* What is required: Each line below that holds the string "title" counts once; report the total and nothing else.
BEGIN
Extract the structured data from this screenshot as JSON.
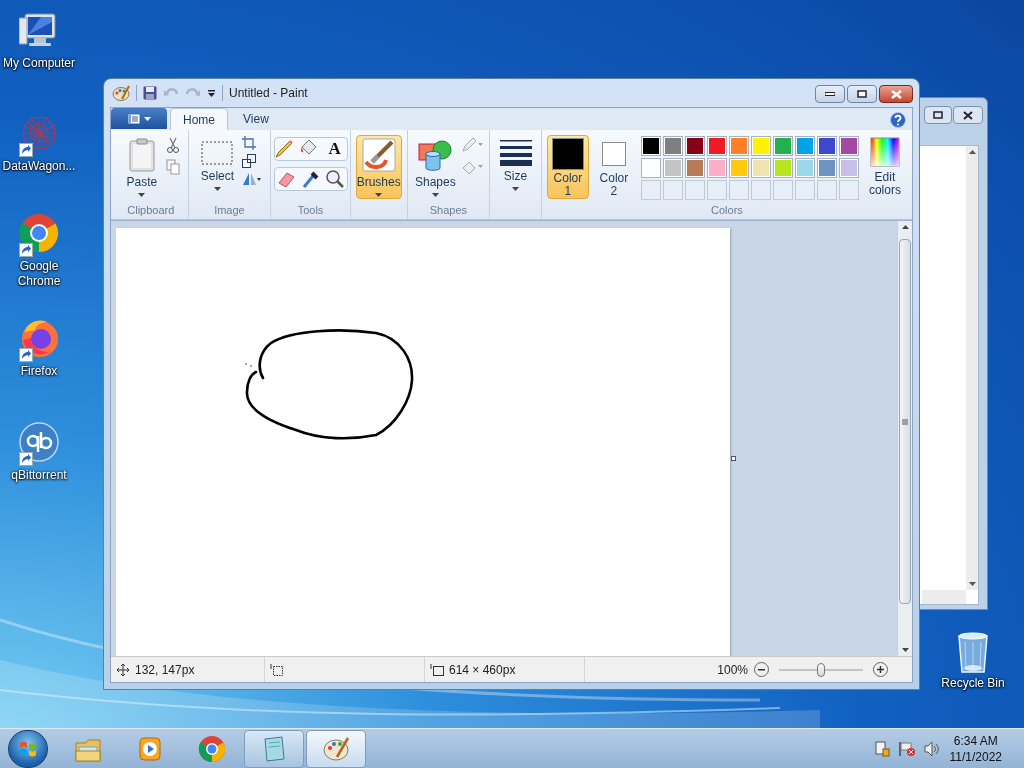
{
  "desktop_icons": [
    {
      "label": "My Computer",
      "shortcut": false
    },
    {
      "label": "DataWagon...",
      "shortcut": true
    },
    {
      "label": "Google Chrome",
      "shortcut": true
    },
    {
      "label": "Firefox",
      "shortcut": true
    },
    {
      "label": "qBittorrent",
      "shortcut": true
    },
    {
      "label": "Recycle Bin",
      "shortcut": false
    }
  ],
  "paint_window": {
    "title": "Untitled - Paint",
    "tabs": [
      {
        "label": "Home",
        "selected": true
      },
      {
        "label": "View",
        "selected": false
      }
    ],
    "ribbon": {
      "clipboard": {
        "label": "Clipboard",
        "paste": "Paste"
      },
      "image": {
        "label": "Image",
        "select": "Select"
      },
      "tools": {
        "label": "Tools",
        "text_tool": "A"
      },
      "brushes": {
        "label": "Brushes",
        "selected": true
      },
      "shapes": {
        "label": "Shapes",
        "button": "Shapes",
        "selected": false
      },
      "size": {
        "label": "Size"
      },
      "colors": {
        "label": "Colors",
        "slots": [
          {
            "label": "Color 1",
            "color": "#000000",
            "selected": true
          },
          {
            "label": "Color 2",
            "color": "#ffffff",
            "selected": false
          }
        ],
        "palette": [
          {
            "color": "#000000"
          },
          {
            "color": "#7f7f7f"
          },
          {
            "color": "#880015"
          },
          {
            "color": "#ed1c24"
          },
          {
            "color": "#ff7f27"
          },
          {
            "color": "#fff200"
          },
          {
            "color": "#22b14c"
          },
          {
            "color": "#00a2e8"
          },
          {
            "color": "#3f48cc"
          },
          {
            "color": "#a349a4"
          },
          {
            "color": "#ffffff"
          },
          {
            "color": "#c3c3c3"
          },
          {
            "color": "#b97a57"
          },
          {
            "color": "#ffaec9"
          },
          {
            "color": "#ffc90e"
          },
          {
            "color": "#efe4b0"
          },
          {
            "color": "#b5e61d"
          },
          {
            "color": "#99d9ea"
          },
          {
            "color": "#7092be"
          },
          {
            "color": "#c8bfe7"
          }
        ],
        "edit_colors": "Edit colors"
      }
    },
    "status_bar": {
      "position": "132, 147px",
      "canvas_size": "614 × 460px",
      "zoom": "100%",
      "zoom_slider": {
        "level": 0.5
      }
    }
  },
  "taskbar": {
    "apps": [
      {
        "open": false,
        "selected": false
      },
      {
        "open": false,
        "selected": false
      },
      {
        "open": false,
        "selected": false
      },
      {
        "open": true,
        "selected": false
      },
      {
        "open": true,
        "selected": true
      }
    ],
    "clock": {
      "time": "6:34 AM",
      "date": "11/1/2022"
    }
  }
}
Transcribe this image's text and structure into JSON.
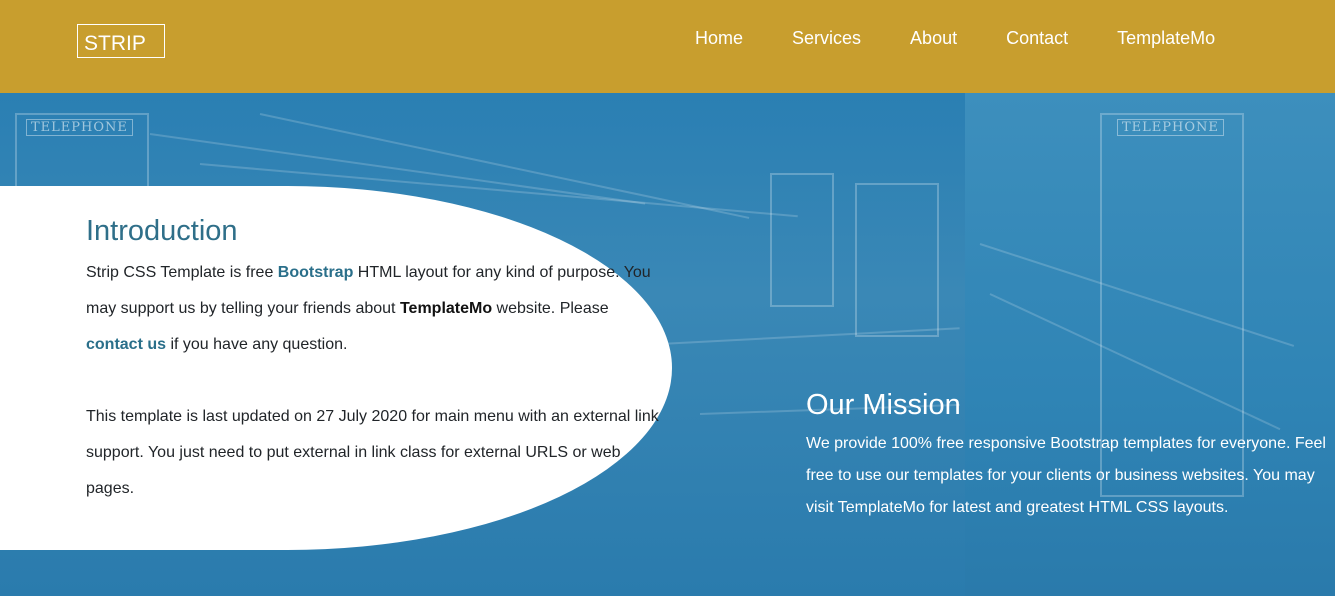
{
  "header": {
    "logo": "STRIP",
    "nav": [
      {
        "label": "Home"
      },
      {
        "label": "Services"
      },
      {
        "label": "About"
      },
      {
        "label": "Contact"
      },
      {
        "label": "TemplateMo"
      }
    ]
  },
  "intro": {
    "title": "Introduction",
    "p1_a": "Strip CSS Template is free ",
    "p1_link": "Bootstrap",
    "p1_b": " HTML layout for any kind of purpose. You may support us by telling your friends about ",
    "p1_strong": "TemplateMo",
    "p1_c": " website. Please ",
    "p1_contact": "contact us",
    "p1_d": " if you have any question.",
    "p2": "This template is last updated on 27 July 2020 for main menu with an external link support. You just need to put external in link class for external URLS or web pages."
  },
  "mission": {
    "title": "Our Mission",
    "text": "We provide 100% free responsive Bootstrap templates for everyone. Feel free to use our templates for your clients or business websites. You may visit TemplateMo for latest and greatest HTML CSS layouts."
  },
  "background": {
    "sign_left": "TELEPHONE",
    "sign_right": "TELEPHONE"
  },
  "colors": {
    "header_bg": "#c89e2e",
    "hero_bg": "#2b7fb0",
    "accent_link": "#2a6f8a"
  }
}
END
* Result of this task: 3